"This cause coming on to be heard is submitted to the court on ... [defendant] Georgia Casualty & Surety Company's ... motion for summary judgment and plaintiffs' motion for partial summary judgment, on all items submitted by the defendant and plaintiffs in support of said motions, including the pleadings, the deposition of the plaintiffs, the briefs filed on behalf of plaintiffs and defendant, including the letter briefs of both, the interrogatory answers which plaintiffs requested be considered in this cause and which were allowed by the court, a certified copy of the policy of insurance issued by defendant covering plaintiffs and upon the arguments of the respective counsel for the parties presented ore tenus upon the hearing of said motion held on the 8th day of July, 1985, and upon due consideration of all items so submitted, the Court finds as follows:

"[The court here set out certain facts and discussed why it concluded that the Whites were not entitled to stack coverage.]

"The court further finds, there is no genuine issue in this action as to any material fact and the defendant is entitled to summary judgment as a matter of law.
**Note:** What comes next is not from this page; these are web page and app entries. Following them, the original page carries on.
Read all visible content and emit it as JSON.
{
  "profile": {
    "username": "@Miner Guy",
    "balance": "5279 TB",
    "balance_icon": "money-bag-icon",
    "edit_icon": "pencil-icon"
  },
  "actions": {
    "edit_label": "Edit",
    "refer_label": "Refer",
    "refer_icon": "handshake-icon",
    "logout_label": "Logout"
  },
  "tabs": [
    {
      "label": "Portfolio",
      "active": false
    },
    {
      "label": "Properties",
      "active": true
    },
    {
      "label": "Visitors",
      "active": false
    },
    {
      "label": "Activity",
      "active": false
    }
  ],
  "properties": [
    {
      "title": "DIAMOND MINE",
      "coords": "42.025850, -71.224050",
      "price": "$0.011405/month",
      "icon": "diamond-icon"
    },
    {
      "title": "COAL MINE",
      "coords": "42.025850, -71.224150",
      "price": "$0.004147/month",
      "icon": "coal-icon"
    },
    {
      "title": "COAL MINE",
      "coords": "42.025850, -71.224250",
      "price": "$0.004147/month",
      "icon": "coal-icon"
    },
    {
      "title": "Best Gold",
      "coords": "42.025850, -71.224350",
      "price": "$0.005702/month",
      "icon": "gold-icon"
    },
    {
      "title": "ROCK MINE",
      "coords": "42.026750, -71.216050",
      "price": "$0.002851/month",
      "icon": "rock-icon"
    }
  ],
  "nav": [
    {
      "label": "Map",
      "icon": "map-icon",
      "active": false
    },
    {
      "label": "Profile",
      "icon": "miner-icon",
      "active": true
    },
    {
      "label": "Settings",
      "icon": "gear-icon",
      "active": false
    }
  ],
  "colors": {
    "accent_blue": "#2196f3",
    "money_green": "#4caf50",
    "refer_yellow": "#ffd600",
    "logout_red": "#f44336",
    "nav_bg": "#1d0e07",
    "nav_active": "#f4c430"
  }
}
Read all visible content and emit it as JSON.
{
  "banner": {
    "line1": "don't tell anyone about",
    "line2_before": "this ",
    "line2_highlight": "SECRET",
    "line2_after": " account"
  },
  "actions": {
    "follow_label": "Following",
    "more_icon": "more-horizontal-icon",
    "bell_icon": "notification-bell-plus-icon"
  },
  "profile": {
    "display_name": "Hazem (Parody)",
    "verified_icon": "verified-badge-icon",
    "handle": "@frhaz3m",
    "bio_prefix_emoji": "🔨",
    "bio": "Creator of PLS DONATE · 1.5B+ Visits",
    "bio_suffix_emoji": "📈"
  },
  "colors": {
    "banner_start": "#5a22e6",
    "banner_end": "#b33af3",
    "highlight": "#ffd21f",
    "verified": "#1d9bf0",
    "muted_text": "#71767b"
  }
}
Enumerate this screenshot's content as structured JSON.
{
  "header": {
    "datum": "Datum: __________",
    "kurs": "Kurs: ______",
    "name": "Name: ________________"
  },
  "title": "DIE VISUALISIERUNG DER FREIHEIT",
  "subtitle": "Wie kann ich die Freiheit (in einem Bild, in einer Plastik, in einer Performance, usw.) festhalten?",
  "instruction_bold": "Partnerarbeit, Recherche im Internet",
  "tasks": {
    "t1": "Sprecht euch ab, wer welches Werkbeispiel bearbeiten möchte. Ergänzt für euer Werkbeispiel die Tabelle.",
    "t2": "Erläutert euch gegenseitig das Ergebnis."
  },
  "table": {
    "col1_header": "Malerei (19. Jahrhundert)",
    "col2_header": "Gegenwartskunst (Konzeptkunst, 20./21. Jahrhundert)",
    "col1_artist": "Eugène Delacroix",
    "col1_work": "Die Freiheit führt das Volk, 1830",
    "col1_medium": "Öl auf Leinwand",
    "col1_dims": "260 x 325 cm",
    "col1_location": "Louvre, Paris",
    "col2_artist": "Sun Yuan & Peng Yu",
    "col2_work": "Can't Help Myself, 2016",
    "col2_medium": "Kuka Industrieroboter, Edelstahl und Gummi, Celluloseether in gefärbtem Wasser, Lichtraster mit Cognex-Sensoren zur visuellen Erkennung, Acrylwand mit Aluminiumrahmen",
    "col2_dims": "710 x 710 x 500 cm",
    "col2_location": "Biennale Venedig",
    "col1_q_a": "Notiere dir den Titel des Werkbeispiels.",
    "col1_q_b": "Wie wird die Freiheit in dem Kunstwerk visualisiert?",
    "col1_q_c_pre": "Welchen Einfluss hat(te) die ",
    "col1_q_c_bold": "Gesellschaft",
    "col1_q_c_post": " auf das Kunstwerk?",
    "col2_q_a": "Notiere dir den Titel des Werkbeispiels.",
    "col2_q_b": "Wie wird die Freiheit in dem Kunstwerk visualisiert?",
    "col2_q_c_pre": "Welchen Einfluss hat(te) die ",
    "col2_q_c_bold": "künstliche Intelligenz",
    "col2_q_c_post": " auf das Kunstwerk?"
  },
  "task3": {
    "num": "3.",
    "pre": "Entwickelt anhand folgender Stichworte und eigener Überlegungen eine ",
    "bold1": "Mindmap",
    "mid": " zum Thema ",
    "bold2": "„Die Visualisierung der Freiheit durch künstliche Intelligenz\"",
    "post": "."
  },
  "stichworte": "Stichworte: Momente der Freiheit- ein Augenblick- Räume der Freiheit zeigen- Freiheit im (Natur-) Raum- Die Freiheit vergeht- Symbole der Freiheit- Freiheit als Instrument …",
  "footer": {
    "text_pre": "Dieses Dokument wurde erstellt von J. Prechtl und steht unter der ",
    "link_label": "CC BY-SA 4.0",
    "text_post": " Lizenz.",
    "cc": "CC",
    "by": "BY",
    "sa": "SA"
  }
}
It is, therefore,

"ORDERED AND ADJUDGED by the court that summary judgment be and the same is hereby granted in favor of defendant, Georgia Casualty & Surety Company, and that the complaint in this cause to the extent that it alleges claims against defendant, Georgia Casualty & Surety Company, be and the same is hereby dismissed with prejudice. For the reasons stated above, it is further Ordered and Adjudged that the plaintiffs' motion for partial summary judgment is denied.

"This cause involves claims on behalf of plaintiffs against multiple defendants other than Georgia Casualty & Surety Company. It is the express determination of this court pursuant to Rule 54(b), Alabama Rules of Civil Procedure, that there is no just reason for delay in the entry of final judgment with respect to the claims made against defendant, Georgia Casualty & Surety Company. Accordingly, it is further ORDERED that the said summary judgment entered in favor of defendant, Georgia Casualty & Surety Company, be and the same hereby is deemed the entry of final judgment in favor of said defendant pursuant to said Rule 54(b)." (Emphasis added.)